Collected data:
═══

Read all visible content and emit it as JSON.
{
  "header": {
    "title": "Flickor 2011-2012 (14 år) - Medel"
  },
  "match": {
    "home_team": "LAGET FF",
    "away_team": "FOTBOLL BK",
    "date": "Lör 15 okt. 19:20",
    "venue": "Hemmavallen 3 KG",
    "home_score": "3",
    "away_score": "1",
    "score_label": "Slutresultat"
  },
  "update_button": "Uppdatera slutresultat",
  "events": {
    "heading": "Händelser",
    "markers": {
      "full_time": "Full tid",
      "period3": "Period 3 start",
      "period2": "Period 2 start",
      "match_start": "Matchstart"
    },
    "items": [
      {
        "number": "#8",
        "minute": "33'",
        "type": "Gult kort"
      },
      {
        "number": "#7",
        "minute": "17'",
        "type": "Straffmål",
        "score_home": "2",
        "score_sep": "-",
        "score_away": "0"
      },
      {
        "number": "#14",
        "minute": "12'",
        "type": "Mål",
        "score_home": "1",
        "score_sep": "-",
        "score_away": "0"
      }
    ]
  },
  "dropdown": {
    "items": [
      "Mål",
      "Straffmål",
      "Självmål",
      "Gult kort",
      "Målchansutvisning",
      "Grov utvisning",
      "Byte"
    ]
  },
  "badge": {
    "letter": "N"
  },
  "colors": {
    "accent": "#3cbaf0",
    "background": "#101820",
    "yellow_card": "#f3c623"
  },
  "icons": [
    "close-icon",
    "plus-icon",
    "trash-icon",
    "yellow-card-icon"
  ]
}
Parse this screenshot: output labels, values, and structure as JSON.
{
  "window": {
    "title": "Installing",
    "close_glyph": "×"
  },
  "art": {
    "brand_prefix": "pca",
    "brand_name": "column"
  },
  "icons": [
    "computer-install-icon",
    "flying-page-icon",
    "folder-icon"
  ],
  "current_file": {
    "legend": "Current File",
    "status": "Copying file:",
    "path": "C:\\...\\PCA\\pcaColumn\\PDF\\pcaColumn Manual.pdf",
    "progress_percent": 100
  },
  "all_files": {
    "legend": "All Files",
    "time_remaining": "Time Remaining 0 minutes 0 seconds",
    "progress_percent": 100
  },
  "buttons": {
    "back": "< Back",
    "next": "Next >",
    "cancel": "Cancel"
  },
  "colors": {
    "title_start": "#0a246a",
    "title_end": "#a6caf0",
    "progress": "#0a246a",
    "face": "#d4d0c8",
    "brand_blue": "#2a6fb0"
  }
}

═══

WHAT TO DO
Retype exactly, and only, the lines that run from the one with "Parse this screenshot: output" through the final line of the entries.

TASK SOLUTION
Parse this screenshot: output labels, values, and structure as JSON.
{
  "window": {
    "title": "Installing",
    "close_glyph": "×"
  },
  "art": {
    "brand_prefix": "pca",
    "brand_name": "column"
  },
  "icons": [
    "computer-install-icon",
    "flying-page-icon",
    "folder-icon"
  ],
  "current_file": {
    "legend": "Current File",
    "status": "Copying file:",
    "path": "C:\\...\\PCA\\pcaColumn\\PDF\\pcaColumn Manual.pdf",
    "progress_percent": 100
  },
  "all_files": {
    "legend": "All Files",
    "time_remaining": "Time Remaining 0 minutes 0 seconds",
    "progress_percent": 100
  },
  "buttons": {
    "back": "< Back",
    "next": "Next >",
    "cancel": "Cancel"
  },
  "colors": {
    "title_start": "#0a246a",
    "title_end": "#a6caf0",
    "progress": "#0a246a",
    "face": "#d4d0c8",
    "brand_blue": "#2a6fb0"
  }
}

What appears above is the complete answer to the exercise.